START Exercise input
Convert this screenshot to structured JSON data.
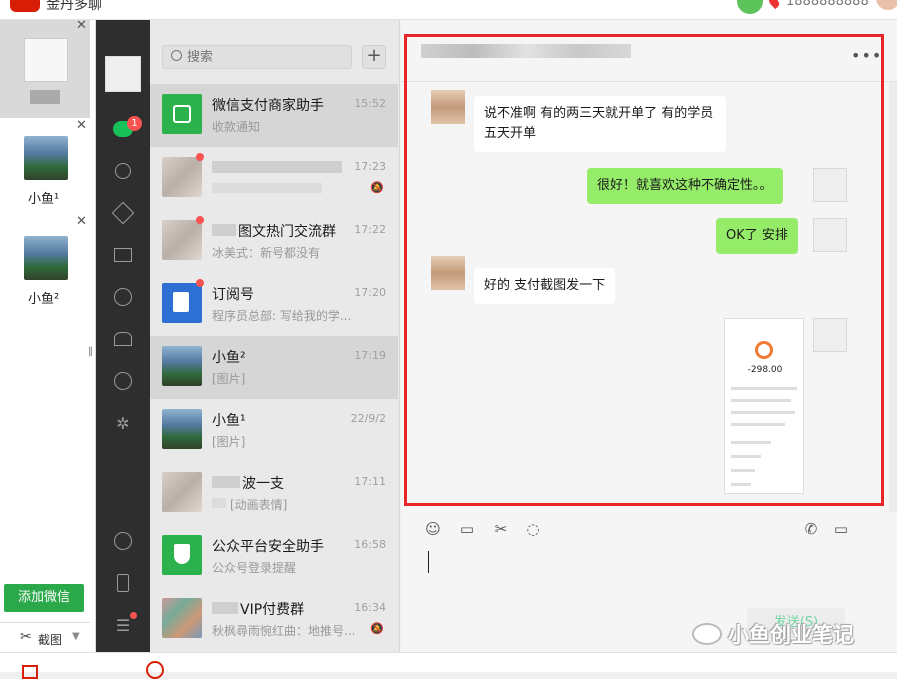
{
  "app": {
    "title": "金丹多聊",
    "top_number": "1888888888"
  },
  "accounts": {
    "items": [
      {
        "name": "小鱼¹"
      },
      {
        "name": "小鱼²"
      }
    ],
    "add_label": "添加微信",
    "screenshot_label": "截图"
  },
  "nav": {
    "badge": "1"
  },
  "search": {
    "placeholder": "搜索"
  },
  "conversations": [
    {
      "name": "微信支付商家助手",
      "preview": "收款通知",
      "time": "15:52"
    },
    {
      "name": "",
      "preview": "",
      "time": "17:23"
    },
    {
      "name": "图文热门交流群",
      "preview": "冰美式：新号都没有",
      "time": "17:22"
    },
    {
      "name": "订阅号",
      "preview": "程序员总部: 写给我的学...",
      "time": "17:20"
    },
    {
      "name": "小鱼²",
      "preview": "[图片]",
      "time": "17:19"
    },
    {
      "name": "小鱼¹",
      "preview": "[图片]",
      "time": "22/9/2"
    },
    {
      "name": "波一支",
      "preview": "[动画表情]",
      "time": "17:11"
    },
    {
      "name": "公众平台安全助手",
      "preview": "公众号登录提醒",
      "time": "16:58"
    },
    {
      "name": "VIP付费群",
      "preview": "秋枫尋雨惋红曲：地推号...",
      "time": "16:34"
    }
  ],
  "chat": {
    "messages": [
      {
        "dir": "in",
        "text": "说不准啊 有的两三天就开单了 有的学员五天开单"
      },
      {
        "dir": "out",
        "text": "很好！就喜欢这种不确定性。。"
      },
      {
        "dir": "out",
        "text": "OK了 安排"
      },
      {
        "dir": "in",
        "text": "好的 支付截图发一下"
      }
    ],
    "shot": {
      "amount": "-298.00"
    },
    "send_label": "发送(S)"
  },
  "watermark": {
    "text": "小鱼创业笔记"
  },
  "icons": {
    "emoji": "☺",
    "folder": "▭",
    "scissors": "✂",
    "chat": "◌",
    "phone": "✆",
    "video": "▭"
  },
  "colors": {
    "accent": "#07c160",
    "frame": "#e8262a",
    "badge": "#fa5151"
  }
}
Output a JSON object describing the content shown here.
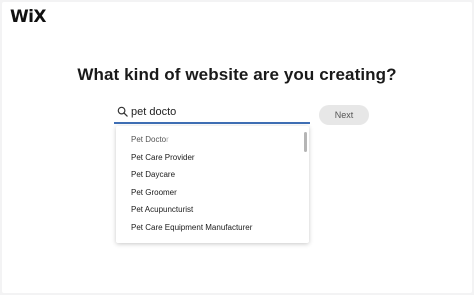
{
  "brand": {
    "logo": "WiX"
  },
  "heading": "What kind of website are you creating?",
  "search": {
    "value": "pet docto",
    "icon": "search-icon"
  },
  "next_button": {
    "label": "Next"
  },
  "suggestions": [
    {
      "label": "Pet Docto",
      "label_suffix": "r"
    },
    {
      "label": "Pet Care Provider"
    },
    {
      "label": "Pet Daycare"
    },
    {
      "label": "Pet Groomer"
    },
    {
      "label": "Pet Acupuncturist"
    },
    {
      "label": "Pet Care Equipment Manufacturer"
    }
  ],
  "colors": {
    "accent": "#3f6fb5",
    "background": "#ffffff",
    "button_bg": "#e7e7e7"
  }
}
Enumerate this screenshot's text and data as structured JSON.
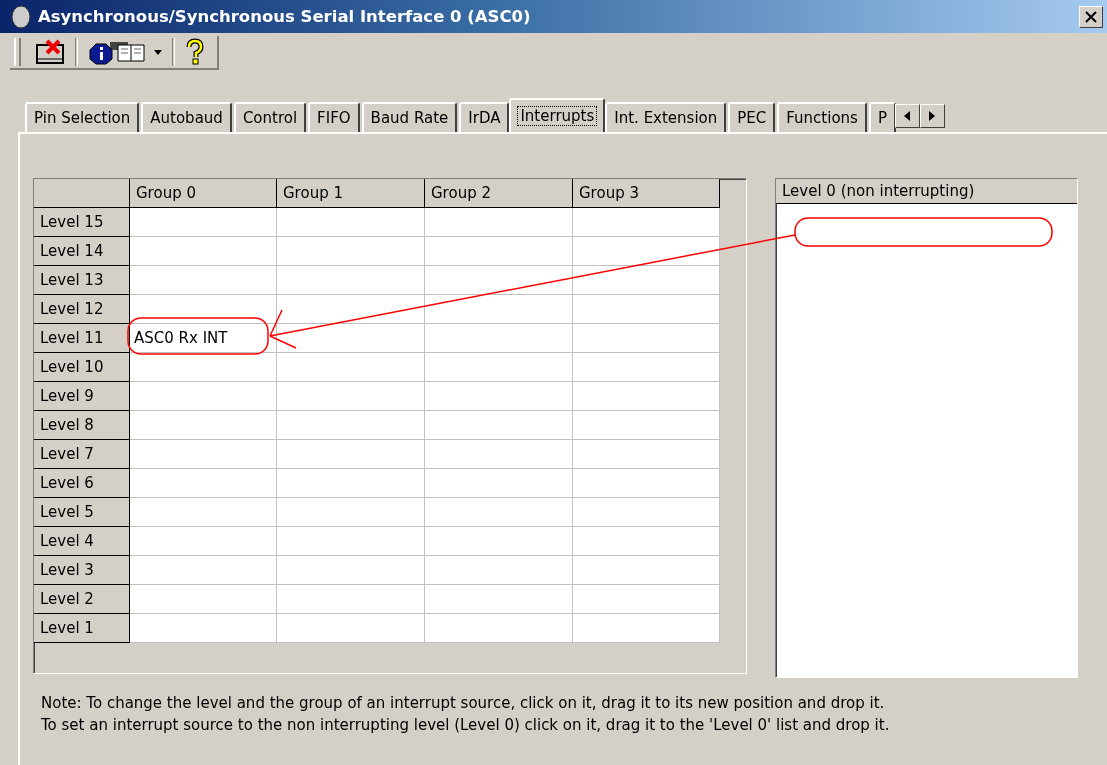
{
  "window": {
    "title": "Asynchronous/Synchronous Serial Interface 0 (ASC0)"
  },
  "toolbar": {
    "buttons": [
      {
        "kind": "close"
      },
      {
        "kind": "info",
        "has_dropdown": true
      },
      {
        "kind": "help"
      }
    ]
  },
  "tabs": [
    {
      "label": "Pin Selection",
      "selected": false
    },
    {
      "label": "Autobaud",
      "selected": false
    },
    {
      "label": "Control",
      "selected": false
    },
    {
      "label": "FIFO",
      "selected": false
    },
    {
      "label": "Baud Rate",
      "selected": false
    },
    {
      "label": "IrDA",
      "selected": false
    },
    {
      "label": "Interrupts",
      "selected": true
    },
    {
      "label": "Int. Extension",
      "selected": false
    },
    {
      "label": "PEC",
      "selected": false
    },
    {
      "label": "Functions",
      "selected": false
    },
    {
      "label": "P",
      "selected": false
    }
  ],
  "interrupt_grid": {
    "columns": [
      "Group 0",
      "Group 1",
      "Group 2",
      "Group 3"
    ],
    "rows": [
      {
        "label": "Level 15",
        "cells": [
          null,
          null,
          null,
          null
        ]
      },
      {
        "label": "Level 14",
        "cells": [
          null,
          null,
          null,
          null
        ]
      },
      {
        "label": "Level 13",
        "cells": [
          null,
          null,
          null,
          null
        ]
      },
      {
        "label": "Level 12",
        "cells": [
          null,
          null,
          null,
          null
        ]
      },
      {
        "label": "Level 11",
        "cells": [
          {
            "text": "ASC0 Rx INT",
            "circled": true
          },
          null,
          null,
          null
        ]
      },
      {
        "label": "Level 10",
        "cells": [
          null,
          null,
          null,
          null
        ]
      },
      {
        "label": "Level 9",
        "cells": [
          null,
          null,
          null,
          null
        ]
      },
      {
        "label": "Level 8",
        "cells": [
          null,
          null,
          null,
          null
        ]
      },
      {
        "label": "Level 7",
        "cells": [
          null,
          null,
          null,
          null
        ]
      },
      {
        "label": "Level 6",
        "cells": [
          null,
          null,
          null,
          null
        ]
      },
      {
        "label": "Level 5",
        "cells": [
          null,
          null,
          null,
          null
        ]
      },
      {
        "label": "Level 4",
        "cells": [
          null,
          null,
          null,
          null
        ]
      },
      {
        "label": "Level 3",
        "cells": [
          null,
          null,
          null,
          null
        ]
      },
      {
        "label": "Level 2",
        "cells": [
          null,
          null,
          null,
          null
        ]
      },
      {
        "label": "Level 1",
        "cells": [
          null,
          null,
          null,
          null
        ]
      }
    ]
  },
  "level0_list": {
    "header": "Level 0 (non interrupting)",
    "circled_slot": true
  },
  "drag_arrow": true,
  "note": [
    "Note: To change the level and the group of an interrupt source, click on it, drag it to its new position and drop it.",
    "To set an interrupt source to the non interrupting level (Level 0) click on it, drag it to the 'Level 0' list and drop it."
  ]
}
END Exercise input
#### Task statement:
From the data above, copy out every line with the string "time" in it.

#### Completed exercise:
      "time": "15:52"
      "time": "17:23"
      "time": "17:22"
      "time": "17:20"
      "time": "17:19"
      "time": "22/9/2"
      "time": "17:11"
      "time": "16:58"
      "time": "16:34"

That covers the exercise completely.